(Beginning of Data provided)

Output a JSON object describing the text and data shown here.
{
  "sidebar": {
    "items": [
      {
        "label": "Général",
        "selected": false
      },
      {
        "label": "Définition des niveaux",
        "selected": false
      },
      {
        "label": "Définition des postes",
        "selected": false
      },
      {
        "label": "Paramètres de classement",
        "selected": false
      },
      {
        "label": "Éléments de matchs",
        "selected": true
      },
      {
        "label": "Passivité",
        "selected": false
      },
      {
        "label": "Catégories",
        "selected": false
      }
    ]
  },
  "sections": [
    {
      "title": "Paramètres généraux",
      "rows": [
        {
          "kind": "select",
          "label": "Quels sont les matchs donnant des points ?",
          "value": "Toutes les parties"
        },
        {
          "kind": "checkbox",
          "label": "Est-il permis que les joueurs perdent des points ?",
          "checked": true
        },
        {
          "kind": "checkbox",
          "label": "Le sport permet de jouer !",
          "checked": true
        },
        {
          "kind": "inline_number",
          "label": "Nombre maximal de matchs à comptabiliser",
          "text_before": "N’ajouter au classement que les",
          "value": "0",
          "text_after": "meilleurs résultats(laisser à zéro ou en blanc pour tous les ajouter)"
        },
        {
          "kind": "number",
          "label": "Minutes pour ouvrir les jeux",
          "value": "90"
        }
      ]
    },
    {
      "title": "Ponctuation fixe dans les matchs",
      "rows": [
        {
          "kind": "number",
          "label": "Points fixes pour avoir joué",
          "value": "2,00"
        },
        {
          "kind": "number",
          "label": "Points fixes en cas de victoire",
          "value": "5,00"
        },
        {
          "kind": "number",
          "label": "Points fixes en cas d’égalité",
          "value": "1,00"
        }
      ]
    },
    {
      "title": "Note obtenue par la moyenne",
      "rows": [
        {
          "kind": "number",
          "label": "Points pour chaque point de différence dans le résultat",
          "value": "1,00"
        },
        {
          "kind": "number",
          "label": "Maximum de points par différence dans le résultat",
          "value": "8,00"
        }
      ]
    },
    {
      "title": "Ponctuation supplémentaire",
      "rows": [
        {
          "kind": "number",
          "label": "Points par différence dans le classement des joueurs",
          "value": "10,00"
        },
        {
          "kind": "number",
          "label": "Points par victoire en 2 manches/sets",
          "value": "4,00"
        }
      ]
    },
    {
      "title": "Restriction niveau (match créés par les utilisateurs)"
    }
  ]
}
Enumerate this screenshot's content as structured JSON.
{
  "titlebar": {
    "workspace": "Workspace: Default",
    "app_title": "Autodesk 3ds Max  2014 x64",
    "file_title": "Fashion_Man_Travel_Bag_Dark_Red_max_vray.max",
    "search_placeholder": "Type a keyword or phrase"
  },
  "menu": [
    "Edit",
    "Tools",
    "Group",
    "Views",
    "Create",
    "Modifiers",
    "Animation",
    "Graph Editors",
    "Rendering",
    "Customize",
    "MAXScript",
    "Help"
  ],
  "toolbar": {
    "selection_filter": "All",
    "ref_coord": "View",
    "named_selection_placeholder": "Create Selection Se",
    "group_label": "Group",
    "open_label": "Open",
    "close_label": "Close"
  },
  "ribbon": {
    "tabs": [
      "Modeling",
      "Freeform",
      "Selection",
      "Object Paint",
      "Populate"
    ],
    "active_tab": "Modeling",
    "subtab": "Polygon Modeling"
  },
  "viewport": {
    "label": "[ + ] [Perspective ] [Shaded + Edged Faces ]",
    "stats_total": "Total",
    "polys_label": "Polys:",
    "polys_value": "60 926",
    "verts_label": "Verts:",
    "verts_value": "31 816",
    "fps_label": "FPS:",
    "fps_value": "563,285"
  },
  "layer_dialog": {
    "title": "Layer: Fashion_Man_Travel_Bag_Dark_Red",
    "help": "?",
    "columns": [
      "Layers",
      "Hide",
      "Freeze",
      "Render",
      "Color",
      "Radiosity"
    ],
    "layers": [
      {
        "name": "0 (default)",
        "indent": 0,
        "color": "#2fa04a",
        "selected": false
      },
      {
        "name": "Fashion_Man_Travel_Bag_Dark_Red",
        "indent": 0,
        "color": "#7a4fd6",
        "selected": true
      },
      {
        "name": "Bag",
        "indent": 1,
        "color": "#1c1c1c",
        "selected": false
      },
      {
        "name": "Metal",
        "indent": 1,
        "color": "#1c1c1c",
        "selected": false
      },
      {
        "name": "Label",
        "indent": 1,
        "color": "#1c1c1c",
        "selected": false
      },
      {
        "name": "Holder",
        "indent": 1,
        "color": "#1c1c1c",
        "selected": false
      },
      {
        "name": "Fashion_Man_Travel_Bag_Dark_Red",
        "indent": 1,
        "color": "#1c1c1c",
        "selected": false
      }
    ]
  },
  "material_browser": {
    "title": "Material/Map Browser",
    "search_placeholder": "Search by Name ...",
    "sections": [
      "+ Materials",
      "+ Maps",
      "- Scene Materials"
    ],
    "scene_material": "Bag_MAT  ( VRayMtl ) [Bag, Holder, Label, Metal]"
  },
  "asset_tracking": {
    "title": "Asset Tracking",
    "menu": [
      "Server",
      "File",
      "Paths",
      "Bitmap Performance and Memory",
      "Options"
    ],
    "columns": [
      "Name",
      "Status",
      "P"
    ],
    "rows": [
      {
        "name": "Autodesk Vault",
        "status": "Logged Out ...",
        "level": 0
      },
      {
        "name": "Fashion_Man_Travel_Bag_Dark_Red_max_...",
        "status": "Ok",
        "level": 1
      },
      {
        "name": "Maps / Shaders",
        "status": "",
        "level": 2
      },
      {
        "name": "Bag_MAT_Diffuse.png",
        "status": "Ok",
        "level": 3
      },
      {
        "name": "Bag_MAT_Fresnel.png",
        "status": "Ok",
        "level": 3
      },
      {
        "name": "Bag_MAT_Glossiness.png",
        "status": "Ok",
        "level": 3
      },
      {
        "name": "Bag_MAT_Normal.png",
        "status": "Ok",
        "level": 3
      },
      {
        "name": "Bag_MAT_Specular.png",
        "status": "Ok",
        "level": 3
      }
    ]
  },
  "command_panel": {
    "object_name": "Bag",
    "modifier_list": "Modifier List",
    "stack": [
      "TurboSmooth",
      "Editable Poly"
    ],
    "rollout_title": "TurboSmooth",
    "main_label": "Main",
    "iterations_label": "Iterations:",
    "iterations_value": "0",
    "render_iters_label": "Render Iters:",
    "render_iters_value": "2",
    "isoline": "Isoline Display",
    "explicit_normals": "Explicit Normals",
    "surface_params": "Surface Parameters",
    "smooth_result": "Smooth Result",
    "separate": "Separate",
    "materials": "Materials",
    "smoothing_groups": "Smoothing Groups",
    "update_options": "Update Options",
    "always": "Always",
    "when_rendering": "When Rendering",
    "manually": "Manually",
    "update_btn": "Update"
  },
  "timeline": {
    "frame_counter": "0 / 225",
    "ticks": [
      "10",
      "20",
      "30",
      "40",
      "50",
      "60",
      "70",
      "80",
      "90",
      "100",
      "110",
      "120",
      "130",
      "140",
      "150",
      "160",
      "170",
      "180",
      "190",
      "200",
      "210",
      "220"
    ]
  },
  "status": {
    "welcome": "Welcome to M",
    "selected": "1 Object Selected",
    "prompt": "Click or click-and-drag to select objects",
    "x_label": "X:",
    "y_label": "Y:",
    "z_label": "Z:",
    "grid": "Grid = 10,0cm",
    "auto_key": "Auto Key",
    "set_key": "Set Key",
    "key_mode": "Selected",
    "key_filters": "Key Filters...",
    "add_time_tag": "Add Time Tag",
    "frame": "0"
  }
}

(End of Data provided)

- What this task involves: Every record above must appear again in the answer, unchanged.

- Written response:
Output a JSON object describing the text and data shown here.
{
  "sidebar": {
    "items": [
      {
        "label": "Général",
        "selected": false
      },
      {
        "label": "Définition des niveaux",
        "selected": false
      },
      {
        "label": "Définition des postes",
        "selected": false
      },
      {
        "label": "Paramètres de classement",
        "selected": false
      },
      {
        "label": "Éléments de matchs",
        "selected": true
      },
      {
        "label": "Passivité",
        "selected": false
      },
      {
        "label": "Catégories",
        "selected": false
      }
    ]
  },
  "sections": [
    {
      "title": "Paramètres généraux",
      "rows": [
        {
          "kind": "select",
          "label": "Quels sont les matchs donnant des points ?",
          "value": "Toutes les parties"
        },
        {
          "kind": "checkbox",
          "label": "Est-il permis que les joueurs perdent des points ?",
          "checked": true
        },
        {
          "kind": "checkbox",
          "label": "Le sport permet de jouer !",
          "checked": true
        },
        {
          "kind": "inline_number",
          "label": "Nombre maximal de matchs à comptabiliser",
          "text_before": "N’ajouter au classement que les",
          "value": "0",
          "text_after": "meilleurs résultats(laisser à zéro ou en blanc pour tous les ajouter)"
        },
        {
          "kind": "number",
          "label": "Minutes pour ouvrir les jeux",
          "value": "90"
        }
      ]
    },
    {
      "title": "Ponctuation fixe dans les matchs",
      "rows": [
        {
          "kind": "number",
          "label": "Points fixes pour avoir joué",
          "value": "2,00"
        },
        {
          "kind": "number",
          "label": "Points fixes en cas de victoire",
          "value": "5,00"
        },
        {
          "kind": "number",
          "label": "Points fixes en cas d’égalité",
          "value": "1,00"
        }
      ]
    },
    {
      "title": "Note obtenue par la moyenne",
      "rows": [
        {
          "kind": "number",
          "label": "Points pour chaque point de différence dans le résultat",
          "value": "1,00"
        },
        {
          "kind": "number",
          "label": "Maximum de points par différence dans le résultat",
          "value": "8,00"
        }
      ]
    },
    {
      "title": "Ponctuation supplémentaire",
      "rows": [
        {
          "kind": "number",
          "label": "Points par différence dans le classement des joueurs",
          "value": "10,00"
        },
        {
          "kind": "number",
          "label": "Points par victoire en 2 manches/sets",
          "value": "4,00"
        }
      ]
    },
    {
      "title": "Restriction niveau (match créés par les utilisateurs)"
    }
  ]
}
Enumerate this screenshot's content as structured JSON.
{
  "titlebar": {
    "workspace": "Workspace: Default",
    "app_title": "Autodesk 3ds Max  2014 x64",
    "file_title": "Fashion_Man_Travel_Bag_Dark_Red_max_vray.max",
    "search_placeholder": "Type a keyword or phrase"
  },
  "menu": [
    "Edit",
    "Tools",
    "Group",
    "Views",
    "Create",
    "Modifiers",
    "Animation",
    "Graph Editors",
    "Rendering",
    "Customize",
    "MAXScript",
    "Help"
  ],
  "toolbar": {
    "selection_filter": "All",
    "ref_coord": "View",
    "named_selection_placeholder": "Create Selection Se",
    "group_label": "Group",
    "open_label": "Open",
    "close_label": "Close"
  },
  "ribbon": {
    "tabs": [
      "Modeling",
      "Freeform",
      "Selection",
      "Object Paint",
      "Populate"
    ],
    "active_tab": "Modeling",
    "subtab": "Polygon Modeling"
  },
  "viewport": {
    "label": "[ + ] [Perspective ] [Shaded + Edged Faces ]",
    "stats_total": "Total",
    "polys_label": "Polys:",
    "polys_value": "60 926",
    "verts_label": "Verts:",
    "verts_value": "31 816",
    "fps_label": "FPS:",
    "fps_value": "563,285"
  },
  "layer_dialog": {
    "title": "Layer: Fashion_Man_Travel_Bag_Dark_Red",
    "help": "?",
    "columns": [
      "Layers",
      "Hide",
      "Freeze",
      "Render",
      "Color",
      "Radiosity"
    ],
    "layers": [
      {
        "name": "0 (default)",
        "indent": 0,
        "color": "#2fa04a",
        "selected": false
      },
      {
        "name": "Fashion_Man_Travel_Bag_Dark_Red",
        "indent": 0,
        "color": "#7a4fd6",
        "selected": true
      },
      {
        "name": "Bag",
        "indent": 1,
        "color": "#1c1c1c",
        "selected": false
      },
      {
        "name": "Metal",
        "indent": 1,
        "color": "#1c1c1c",
        "selected": false
      },
      {
        "name": "Label",
        "indent": 1,
        "color": "#1c1c1c",
        "selected": false
      },
      {
        "name": "Holder",
        "indent": 1,
        "color": "#1c1c1c",
        "selected": false
      },
      {
        "name": "Fashion_Man_Travel_Bag_Dark_Red",
        "indent": 1,
        "color": "#1c1c1c",
        "selected": false
      }
    ]
  },
  "material_browser": {
    "title": "Material/Map Browser",
    "search_placeholder": "Search by Name ...",
    "sections": [
      "+ Materials",
      "+ Maps",
      "- Scene Materials"
    ],
    "scene_material": "Bag_MAT  ( VRayMtl ) [Bag, Holder, Label, Metal]"
  },
  "asset_tracking": {
    "title": "Asset Tracking",
    "menu": [
      "Server",
      "File",
      "Paths",
      "Bitmap Performance and Memory",
      "Options"
    ],
    "columns": [
      "Name",
      "Status",
      "P"
    ],
    "rows": [
      {
        "name": "Autodesk Vault",
        "status": "Logged Out ...",
        "level": 0
      },
      {
        "name": "Fashion_Man_Travel_Bag_Dark_Red_max_...",
        "status": "Ok",
        "level": 1
      },
      {
        "name": "Maps / Shaders",
        "status": "",
        "level": 2
      },
      {
        "name": "Bag_MAT_Diffuse.png",
        "status": "Ok",
        "level": 3
      },
      {
        "name": "Bag_MAT_Fresnel.png",
        "status": "Ok",
        "level": 3
      },
      {
        "name": "Bag_MAT_Glossiness.png",
        "status": "Ok",
        "level": 3
      },
      {
        "name": "Bag_MAT_Normal.png",
        "status": "Ok",
        "level": 3
      },
      {
        "name": "Bag_MAT_Specular.png",
        "status": "Ok",
        "level": 3
      }
    ]
  },
  "command_panel": {
    "object_name": "Bag",
    "modifier_list": "Modifier List",
    "stack": [
      "TurboSmooth",
      "Editable Poly"
    ],
    "rollout_title": "TurboSmooth",
    "main_label": "Main",
    "iterations_label": "Iterations:",
    "iterations_value": "0",
    "render_iters_label": "Render Iters:",
    "render_iters_value": "2",
    "isoline": "Isoline Display",
    "explicit_normals": "Explicit Normals",
    "surface_params": "Surface Parameters",
    "smooth_result": "Smooth Result",
    "separate": "Separate",
    "materials": "Materials",
    "smoothing_groups": "Smoothing Groups",
    "update_options": "Update Options",
    "always": "Always",
    "when_rendering": "When Rendering",
    "manually": "Manually",
    "update_btn": "Update"
  },
  "timeline": {
    "frame_counter": "0 / 225",
    "ticks": [
      "10",
      "20",
      "30",
      "40",
      "50",
      "60",
      "70",
      "80",
      "90",
      "100",
      "110",
      "120",
      "130",
      "140",
      "150",
      "160",
      "170",
      "180",
      "190",
      "200",
      "210",
      "220"
    ]
  },
  "status": {
    "welcome": "Welcome to M",
    "selected": "1 Object Selected",
    "prompt": "Click or click-and-drag to select objects",
    "x_label": "X:",
    "y_label": "Y:",
    "z_label": "Z:",
    "grid": "Grid = 10,0cm",
    "auto_key": "Auto Key",
    "set_key": "Set Key",
    "key_mode": "Selected",
    "key_filters": "Key Filters...",
    "add_time_tag": "Add Time Tag",
    "frame": "0"
  }
}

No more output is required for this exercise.